One of the reasons perhaps is that the three other countries have to comply with much more stringent funding requirements. Also, trustees in the UK are more circumspect abut LDI's attributes. "One of the issues in the UK is having to make the case to the trustees, especially those working at the smaller end of the pension fund spectrum. Before they make any decisions, they want to feel comfortable and have a full understanding of the process," notes Francis Fernandes, director and head of pensions actuarial at Citigroup.
Franceries believes, though, that the mood will change in the UK as more schemes realise that LDI extends beyond simple cash flow matching and can help deliver alpha generating returns. This has already happened in the Netherlands, Denmark and Sweden whereby schemes are not only looking at LDI as a fixed income strategy but as part of a risk/return framework. For example, pro LDI schemes in the Netherlands have a marginally lower allocation to fixed income products but are more diversified in their alternatives asset allocation.

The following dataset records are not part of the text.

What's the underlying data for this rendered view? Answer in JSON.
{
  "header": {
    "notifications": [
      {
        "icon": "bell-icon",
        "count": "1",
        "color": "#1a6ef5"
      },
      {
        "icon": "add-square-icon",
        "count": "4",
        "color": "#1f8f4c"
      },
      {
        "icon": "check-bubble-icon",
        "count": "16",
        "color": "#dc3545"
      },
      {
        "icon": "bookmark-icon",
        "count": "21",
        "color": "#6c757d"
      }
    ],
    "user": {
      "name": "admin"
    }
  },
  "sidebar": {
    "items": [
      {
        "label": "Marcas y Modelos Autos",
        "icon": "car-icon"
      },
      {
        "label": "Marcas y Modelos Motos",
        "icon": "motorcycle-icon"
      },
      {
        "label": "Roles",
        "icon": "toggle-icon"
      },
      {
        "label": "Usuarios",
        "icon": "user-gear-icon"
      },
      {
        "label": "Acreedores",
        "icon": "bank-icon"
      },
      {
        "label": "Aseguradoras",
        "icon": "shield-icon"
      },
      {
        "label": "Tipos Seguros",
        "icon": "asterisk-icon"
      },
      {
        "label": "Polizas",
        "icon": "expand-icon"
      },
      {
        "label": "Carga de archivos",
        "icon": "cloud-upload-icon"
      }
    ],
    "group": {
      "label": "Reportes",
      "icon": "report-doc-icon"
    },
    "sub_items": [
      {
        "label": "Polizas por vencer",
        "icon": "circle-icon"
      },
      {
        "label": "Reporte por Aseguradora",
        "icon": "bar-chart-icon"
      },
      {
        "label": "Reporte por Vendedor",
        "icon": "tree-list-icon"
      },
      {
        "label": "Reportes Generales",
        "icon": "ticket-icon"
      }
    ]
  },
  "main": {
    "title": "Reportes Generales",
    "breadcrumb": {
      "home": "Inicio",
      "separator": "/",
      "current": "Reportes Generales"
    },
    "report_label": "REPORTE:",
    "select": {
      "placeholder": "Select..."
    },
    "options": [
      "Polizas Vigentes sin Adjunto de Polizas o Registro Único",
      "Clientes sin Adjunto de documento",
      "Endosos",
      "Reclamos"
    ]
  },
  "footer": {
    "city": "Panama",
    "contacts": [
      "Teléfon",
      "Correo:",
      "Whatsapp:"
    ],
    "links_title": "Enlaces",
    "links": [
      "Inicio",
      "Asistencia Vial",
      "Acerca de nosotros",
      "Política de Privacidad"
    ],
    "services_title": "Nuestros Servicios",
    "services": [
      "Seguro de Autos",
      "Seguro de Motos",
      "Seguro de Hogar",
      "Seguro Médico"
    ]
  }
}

Meanwhile, Denmark and Sweden, whereby 92% of respondents were running a surplus, were by far the highest users of derivatives, according to the JP Morgan Survey. Danish schemes were ahead of the pack in their use of swaps and swaptions while Swedish plans preferred options, futures and forwards.
As for the rest of Europe, there is currently no compelling reason pushing them to embrace LDI, notes Joe Moody, head of LDI at State Street Global Advisers. "Unless there is a law, we see reluctance on the part of pension funds to tackle their deficits," he says. This is certainly the case of countries such as Germany and France where state pension funds dominate the landscape and funding requirements are not based on the market value of liabilities in these markets.
Regulators in Ireland and Switzerland are also exploring their options although no immediate action is expected to be taken. The Swiss pension system, however, may feel the heat more intensely. The industry has come under the spotlight recently after Zurich public prosecutors arrested a senior pension fund manager, for allegedly accepting a bribe.
Other pension funds have come under a cloud over the Swissfirst affair, with allegations regarding insider trading.
Industry experts also believe that international accounting standards might act as a spur to raise LDI's profile. Maarten Roest, head of LDI & structuring specialists at ABN Amro Asset Management, adds: "There are certain countries which have different pension systems such as France and Germany and the magnitude of demand for LDI solutions is much lower, but is picking up. International accounting standards apply to all multinationals regardless of where they are based and they generally have large pension liabilities. Moreover, there is Solvency II (which will introduce a new risk capital framework) for insurance companies. As a result, I think these regulations will fuel further demand for LDI products and solutions across Europe."
Paul Bourdon, of Credit Suisse Asset Management, agrees, adding: "There may not be any pressure in general for companies, for example, in Germany or Switzerland, to adopt LDI for their pension schemes, but if they are having to comply with IFRS, it will encourage them to sort out their pension commitments and manage the impact of pension schemes on their accounts. If they do not, then they are at risk of being penalised when investors make comparisons with other